If you are a general contractor or a subcontractor who is having trouble getting paid for the work you have performed or the supplies you have provided for a construction project, a construction lien, also known as a mechanic’s lien, is a good tool for you to use. The law in New Jersey has very strict requirements for how you go about getting such a lien, however. If you do not file the correct forms, obtain service of process correctly or file for one beyond the allowed time frame, you may permanently lose your ability to place a lien against the property.
What Construction Liens Do
A mechanic’s lien is a lien that a subcontractor or contractor can file against a property owner’s property when they have not been paid for their work or supplies. With a mechanic’s lien, the contractor or subcontractor may force the property owner to sell the property in order to receive the payment owed to them. In most cases, a property owner will pay the lien amount in order to avoid a forced sale. A lien may also make it more difficult for them to be able to sell the property in the future without first paying their owed balance.
Process for Construction Liens in New Jersey
Like all other states, New Jersey has a specific process contractors and subcontractors must follow in order to obtain enforceable construction liens. The New Jersey process is outlined at NJ Rev Stat § 2A:44A-6. They must first use the statutory lien claim form as described by § 2A:44A-8. This form must be completed in its entirety and subscribed to under oath.
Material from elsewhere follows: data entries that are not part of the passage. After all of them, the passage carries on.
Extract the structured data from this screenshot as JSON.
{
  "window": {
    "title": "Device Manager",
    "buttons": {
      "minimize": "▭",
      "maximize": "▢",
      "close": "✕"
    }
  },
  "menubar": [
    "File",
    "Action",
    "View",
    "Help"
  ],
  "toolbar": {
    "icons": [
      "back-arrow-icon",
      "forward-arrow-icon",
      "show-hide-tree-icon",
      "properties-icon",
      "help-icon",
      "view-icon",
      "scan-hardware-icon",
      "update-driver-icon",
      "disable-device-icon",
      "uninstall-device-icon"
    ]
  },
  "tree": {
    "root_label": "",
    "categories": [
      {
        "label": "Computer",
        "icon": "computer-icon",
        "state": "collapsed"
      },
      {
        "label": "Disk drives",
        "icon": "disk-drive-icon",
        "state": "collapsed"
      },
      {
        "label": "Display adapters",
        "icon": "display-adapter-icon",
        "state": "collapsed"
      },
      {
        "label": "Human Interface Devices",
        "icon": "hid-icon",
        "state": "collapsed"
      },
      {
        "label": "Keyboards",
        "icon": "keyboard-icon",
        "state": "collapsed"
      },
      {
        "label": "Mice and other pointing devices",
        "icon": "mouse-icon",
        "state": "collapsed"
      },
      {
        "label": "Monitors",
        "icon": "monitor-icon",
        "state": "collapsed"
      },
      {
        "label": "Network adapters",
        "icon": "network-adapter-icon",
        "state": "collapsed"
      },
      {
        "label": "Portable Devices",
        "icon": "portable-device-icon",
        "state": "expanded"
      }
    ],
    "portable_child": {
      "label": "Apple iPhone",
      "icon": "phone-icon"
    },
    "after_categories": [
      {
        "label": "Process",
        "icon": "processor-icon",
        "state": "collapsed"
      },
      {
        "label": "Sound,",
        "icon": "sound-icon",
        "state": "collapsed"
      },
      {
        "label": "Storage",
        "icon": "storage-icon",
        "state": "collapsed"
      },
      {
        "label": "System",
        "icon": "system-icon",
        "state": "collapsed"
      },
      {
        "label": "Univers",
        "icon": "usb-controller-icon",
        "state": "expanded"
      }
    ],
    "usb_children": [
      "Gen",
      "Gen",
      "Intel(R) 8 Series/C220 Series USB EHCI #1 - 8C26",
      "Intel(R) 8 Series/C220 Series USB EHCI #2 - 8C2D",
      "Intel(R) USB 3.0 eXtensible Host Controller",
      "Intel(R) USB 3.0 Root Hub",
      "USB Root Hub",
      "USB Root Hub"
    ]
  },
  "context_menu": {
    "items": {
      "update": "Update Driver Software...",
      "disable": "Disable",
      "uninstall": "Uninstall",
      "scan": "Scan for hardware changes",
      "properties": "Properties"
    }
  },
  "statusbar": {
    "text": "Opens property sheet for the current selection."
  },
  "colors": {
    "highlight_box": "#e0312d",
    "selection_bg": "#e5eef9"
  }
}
It must include the contractor’s identifying information, the work performed, the amount called for in the contract and the amount owed by the owner. It will also not be enforceable if it is not filed in the manner outlined under the law. After filing, the property owner must be properly served by process or the lien will not be enforced.
Statutory Deadlines for Filing Construction Liens
There are different deadlines in New Jersey for when a lien notice must be filed for commercial and residential construction projects. Commercial projects require that the lien be filed within 90 days. Residential liens have more stringent requirements. Contractors or subcontractors must first file a notice of unpaid balance within 60 days. The lien itself must be filed within 120 days of the work’s completion or the date the supplies were provided or else it will not be enforceable. Lien law frequently changes. One important thing for you to understand is the deadlines are very strict. If you have not been paid for your work or supplies, it is important for you to act quickly so you do not lose your enforcement rights.
Contact a Construction Lien Attorney
To speak with a construction lien attorney at Snellings Law LLC, call (973) 265-6100.